14.3 The Composition of (Mainly) Oral Literature
14.4 Performance
14.5 The Bible as Literature
14.6 Classical Literature
14.6.1 Classical Greek Literature
14.6.2 Classical Latin Literature
14.6.3 Late Antique Literature
14.7 Byzantine Literature
14.8 Medieval Literature
14.8.1 Medieval Latin Literature
14.8.2 Literature in the Italian Peninsula
14.8.3 Literature in the Iberian Peninsula
14.8.4 Literature in France
14.8.5 Literature in the German-Speaking World
14.8.6 Literature in the Low Countries
14.7.9 Literature in the British Isles
14.7.9.1 Literature in the British Isles: England in the Early Middle Ages
14.7.9.2 Literature in the British Isles: England in the Later Middle Ages
14.7.9.3 Literature in the British Isles: The ‘Celtic Fringe’
14.7.10 Literature in Scandinavia
14.7.11 Literature in East Central and Eastern Europe
14.7.12 Literature in the (mainly Arabic) Middle East
14.8 Drama, Theatre, Feast and Spectacle

Chapter 15. Religion and Writing

15.1 Before the Middle Ages and Generalities
15.2 Middle Ages
15.3 Mission
15.4 Liturgy
15.5 Sermons and Preaching
15.6 Hagiography
15.7 Visions, Dreams and Prophecy
15.8 The Magic of the Written Word

Chapter 16. The Symbolism of the Book

Subject Index

Index of Modern Authors and Editors

 

Review

"Kommunikation im Mittelalter - wohl kein Forschungsgebiet präsentiert sich innerhalb der Mediävistik derart vielschichtig. Die 6843 Titel, die in der vorliegenden Spezialbibliographie Aufnahme fanden, künden von diesem extrem breiten Fach- und Themenspektrum." (Ralf Lützelschwab, in: Sehepunkte, 13 (2013), Nr. 7/8 (15.07.2013))

"(...) this is a hugely ambitious and remarkably generous resource that is sure to be useful to medievalists of almost every discipline." (Scott Bruce, in: The Medieval Review, 13.05.13)

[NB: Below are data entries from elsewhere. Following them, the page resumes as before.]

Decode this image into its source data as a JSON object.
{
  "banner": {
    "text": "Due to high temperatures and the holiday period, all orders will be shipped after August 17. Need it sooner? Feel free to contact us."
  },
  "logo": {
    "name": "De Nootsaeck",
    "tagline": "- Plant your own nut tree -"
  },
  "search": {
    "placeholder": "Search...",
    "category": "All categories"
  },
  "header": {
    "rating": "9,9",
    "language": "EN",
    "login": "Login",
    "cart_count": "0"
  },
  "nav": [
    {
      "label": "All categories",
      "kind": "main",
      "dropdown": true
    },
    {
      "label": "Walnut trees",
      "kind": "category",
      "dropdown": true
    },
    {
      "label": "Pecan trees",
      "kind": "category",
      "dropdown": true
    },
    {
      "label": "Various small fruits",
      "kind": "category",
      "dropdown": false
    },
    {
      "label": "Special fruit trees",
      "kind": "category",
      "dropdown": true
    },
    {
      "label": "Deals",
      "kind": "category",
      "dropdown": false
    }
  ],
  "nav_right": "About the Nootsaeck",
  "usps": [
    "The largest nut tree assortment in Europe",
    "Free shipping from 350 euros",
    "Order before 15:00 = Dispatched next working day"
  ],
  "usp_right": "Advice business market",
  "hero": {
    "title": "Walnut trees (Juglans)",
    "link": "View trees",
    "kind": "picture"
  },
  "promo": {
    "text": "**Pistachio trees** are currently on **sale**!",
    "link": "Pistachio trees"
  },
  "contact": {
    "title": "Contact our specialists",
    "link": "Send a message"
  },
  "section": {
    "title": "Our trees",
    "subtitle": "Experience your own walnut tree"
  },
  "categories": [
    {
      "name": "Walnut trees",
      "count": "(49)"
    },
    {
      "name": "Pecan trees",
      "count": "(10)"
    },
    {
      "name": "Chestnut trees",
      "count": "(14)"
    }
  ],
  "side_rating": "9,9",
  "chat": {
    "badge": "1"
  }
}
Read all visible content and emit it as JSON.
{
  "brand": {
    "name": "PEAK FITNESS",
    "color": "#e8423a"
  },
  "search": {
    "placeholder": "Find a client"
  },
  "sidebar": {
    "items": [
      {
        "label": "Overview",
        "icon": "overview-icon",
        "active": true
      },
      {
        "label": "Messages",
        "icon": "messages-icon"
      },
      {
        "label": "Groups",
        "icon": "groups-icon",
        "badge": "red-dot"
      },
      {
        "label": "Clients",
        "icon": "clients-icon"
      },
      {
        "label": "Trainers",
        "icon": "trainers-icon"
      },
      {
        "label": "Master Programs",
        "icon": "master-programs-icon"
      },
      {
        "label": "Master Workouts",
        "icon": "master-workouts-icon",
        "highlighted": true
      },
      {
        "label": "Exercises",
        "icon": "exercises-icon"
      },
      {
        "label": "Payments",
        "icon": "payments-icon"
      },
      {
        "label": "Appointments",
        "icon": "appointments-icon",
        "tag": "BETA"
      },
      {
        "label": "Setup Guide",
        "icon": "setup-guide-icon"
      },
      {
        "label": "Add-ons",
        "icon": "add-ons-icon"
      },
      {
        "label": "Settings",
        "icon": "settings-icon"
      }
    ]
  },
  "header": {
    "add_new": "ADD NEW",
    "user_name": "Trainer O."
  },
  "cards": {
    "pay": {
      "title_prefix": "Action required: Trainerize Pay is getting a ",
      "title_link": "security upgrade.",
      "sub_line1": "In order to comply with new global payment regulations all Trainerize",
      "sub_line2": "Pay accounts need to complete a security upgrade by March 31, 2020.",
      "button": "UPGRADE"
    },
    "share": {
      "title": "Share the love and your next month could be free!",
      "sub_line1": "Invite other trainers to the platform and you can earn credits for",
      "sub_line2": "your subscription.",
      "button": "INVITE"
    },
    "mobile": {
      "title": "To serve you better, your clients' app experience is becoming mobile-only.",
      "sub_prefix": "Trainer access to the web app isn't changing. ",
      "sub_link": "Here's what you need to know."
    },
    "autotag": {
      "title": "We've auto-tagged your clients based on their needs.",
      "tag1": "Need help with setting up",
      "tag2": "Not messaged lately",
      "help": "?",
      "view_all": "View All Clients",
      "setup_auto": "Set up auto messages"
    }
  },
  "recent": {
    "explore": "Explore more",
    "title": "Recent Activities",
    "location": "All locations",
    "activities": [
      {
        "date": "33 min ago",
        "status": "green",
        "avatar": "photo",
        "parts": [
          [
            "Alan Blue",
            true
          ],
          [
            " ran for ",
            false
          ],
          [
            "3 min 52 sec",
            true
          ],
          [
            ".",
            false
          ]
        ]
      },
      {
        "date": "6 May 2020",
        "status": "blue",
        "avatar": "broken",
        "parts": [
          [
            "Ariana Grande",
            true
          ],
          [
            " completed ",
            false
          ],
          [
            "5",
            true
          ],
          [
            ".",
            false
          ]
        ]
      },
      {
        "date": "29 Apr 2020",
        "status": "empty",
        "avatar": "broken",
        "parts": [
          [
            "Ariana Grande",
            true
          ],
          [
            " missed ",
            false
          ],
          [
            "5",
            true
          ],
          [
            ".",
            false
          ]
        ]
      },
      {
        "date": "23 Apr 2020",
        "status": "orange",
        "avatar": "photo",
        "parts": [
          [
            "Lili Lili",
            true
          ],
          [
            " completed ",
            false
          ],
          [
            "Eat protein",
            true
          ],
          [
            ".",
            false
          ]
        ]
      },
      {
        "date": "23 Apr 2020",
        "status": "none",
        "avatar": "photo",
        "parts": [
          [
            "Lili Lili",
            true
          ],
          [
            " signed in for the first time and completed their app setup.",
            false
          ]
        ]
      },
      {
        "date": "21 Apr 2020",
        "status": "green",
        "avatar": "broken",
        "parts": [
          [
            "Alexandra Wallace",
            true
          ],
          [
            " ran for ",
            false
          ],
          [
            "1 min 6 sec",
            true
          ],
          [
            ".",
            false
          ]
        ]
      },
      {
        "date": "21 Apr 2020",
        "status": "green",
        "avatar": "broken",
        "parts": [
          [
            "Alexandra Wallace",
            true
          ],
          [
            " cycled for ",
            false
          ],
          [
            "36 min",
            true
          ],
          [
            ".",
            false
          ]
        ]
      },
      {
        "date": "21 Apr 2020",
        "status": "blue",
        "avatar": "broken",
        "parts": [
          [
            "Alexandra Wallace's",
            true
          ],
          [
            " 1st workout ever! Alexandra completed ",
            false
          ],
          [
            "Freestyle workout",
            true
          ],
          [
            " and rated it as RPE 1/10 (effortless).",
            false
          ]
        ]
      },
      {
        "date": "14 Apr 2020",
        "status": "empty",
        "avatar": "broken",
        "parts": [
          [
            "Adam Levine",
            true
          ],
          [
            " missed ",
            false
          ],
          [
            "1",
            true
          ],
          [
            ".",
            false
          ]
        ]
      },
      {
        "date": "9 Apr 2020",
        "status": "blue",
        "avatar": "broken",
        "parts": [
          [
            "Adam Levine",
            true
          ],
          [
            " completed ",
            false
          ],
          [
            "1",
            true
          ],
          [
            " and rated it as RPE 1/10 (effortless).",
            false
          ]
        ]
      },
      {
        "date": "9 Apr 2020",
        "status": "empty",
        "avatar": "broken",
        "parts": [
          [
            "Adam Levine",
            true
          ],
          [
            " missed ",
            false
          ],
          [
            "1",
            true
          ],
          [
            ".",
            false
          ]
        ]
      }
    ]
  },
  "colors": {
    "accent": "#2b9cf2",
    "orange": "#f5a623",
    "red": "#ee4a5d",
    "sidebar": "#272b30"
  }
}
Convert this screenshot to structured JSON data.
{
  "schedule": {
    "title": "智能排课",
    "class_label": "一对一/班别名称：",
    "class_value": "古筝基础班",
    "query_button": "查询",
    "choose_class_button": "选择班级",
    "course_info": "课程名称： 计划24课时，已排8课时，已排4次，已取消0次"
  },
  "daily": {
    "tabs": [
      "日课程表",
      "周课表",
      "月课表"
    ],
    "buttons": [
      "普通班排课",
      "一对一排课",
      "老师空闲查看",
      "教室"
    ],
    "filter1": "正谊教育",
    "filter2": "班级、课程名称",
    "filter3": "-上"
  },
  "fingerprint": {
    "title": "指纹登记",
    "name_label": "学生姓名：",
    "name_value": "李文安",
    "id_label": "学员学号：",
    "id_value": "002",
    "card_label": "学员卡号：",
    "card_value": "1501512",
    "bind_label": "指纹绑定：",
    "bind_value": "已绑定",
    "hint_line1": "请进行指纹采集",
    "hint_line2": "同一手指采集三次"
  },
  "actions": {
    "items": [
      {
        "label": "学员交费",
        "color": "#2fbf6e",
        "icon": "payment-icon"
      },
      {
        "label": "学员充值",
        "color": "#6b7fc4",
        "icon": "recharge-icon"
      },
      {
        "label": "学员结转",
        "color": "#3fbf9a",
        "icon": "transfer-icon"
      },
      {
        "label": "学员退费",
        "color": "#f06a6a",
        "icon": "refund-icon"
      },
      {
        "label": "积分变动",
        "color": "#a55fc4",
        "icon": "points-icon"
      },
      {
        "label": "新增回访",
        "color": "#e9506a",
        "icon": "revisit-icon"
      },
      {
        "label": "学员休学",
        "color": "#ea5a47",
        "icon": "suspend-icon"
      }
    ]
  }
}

Interest Classification:
Medieval & Modern (Indo-European) Languages & Literatures
Comparative & cultural studies through literature
Literacy
Medieval & Renaissance History (c.400-1500)
Medieval European history (400-1500) : main subdisciplines
Cultural & intellectual history

This publication is also distributed by: ISD, Marston
Privacy Policy - Terms and Conditions © 2017 Brepols Publishers NV/SA - All Rights Reserved